- To make the peach puree, peel peaches and remove the pits. Cut into large pieces and blend with an immersion or countertop blender until smooth.
- In a 4-quart saucepan, combine the 2 cups milk, heavy cream, prepared peach puree sugar, corn syrup, and salt. Whisk to combine and place over medium heat.
- While the milk mixture is heating, in a separate bowl, combine the reserved 2 tablespoons milk and Mira-Cleer. Whisk together until smooth.
- Bring the milk mixture to a rolling boil and continue to boil for 1 minute. Remove from heat and slowly whisk in the Mira-Cleer slurry. Return to heat and bring back to a rolling boil. It is essential the mixture comes back to a rolling boil to activate the thickener.
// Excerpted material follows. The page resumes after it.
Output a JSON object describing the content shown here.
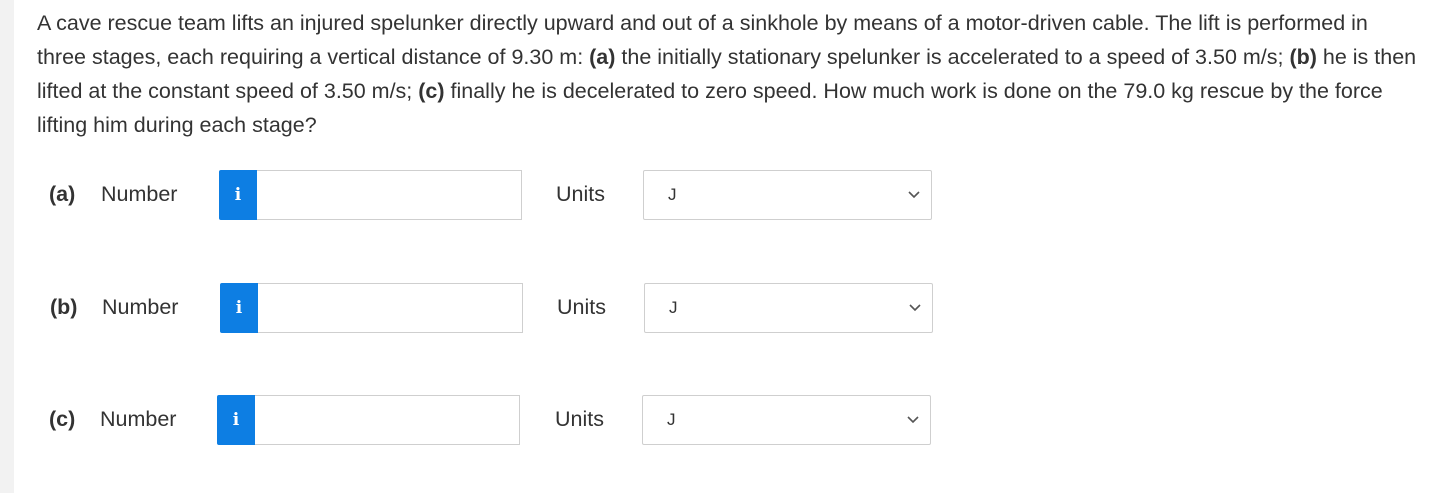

- Remove from heat add the vanilla extract and rosemary sprigs. Stir to combine and steep for 20 minutes.
- Once steeped, remove the rosemary sprigs and pour the ice cream base into an airtight container. Cover and chill for 6-8 hours. The ice cream base can be stored for up to 48 hours.
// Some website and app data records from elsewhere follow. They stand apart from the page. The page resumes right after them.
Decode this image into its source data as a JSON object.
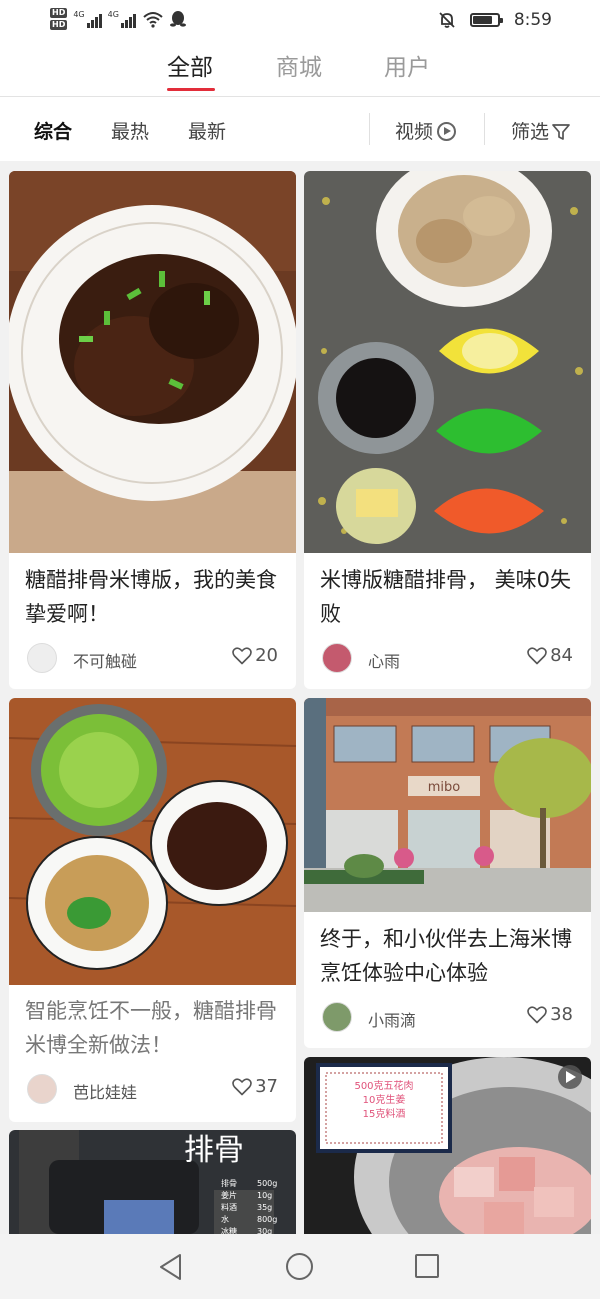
{
  "status_bar": {
    "hd_labels": [
      "HD",
      "HD"
    ],
    "signal_labels": [
      "4G",
      "4G"
    ],
    "time": "8:59",
    "battery_level": 0.75
  },
  "top_tabs": [
    {
      "label": "全部",
      "active": true
    },
    {
      "label": "商城",
      "active": false
    },
    {
      "label": "用户",
      "active": false
    }
  ],
  "filters": {
    "sort": [
      {
        "label": "综合",
        "active": true
      },
      {
        "label": "最热",
        "active": false
      },
      {
        "label": "最新",
        "active": false
      }
    ],
    "video_label": "视频",
    "filter_label": "筛选"
  },
  "feed": [
    {
      "title": "糖醋排骨米博版，我的美食挚爱啊！",
      "author": "不可触碰",
      "likes": "20"
    },
    {
      "title": "米博版糖醋排骨， 美味0失败",
      "author": "心雨",
      "likes": "84"
    },
    {
      "title": "智能烹饪不一般，糖醋排骨米博全新做法！",
      "author": "芭比娃娃",
      "likes": "37"
    },
    {
      "title": "终于，和小伙伴去上海米博烹饪体验中心体验",
      "author": "小雨滴",
      "likes": "38"
    },
    {
      "overlay_title": "排骨",
      "recipe_rows": [
        [
          "排骨",
          "500g"
        ],
        [
          "姜片",
          "10g"
        ],
        [
          "料酒",
          "35g"
        ],
        [
          "水",
          "800g"
        ],
        [
          "冰糖",
          "30g"
        ]
      ]
    },
    {
      "note_lines": [
        "500克五花肉",
        "10克生姜",
        "15克料酒"
      ]
    }
  ],
  "storefront_sign": "mibo",
  "colors": {
    "accent": "#e22d3a",
    "background": "#f1f1f1"
  }
}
- Once ready to chill, follow the manufacturer’s instructions with the ice cream maker. Churn approximately 25 minutes. Enjoy immediately as soft serve or pour into an airtight container and place in freezer 4-6 hours for a hard serve.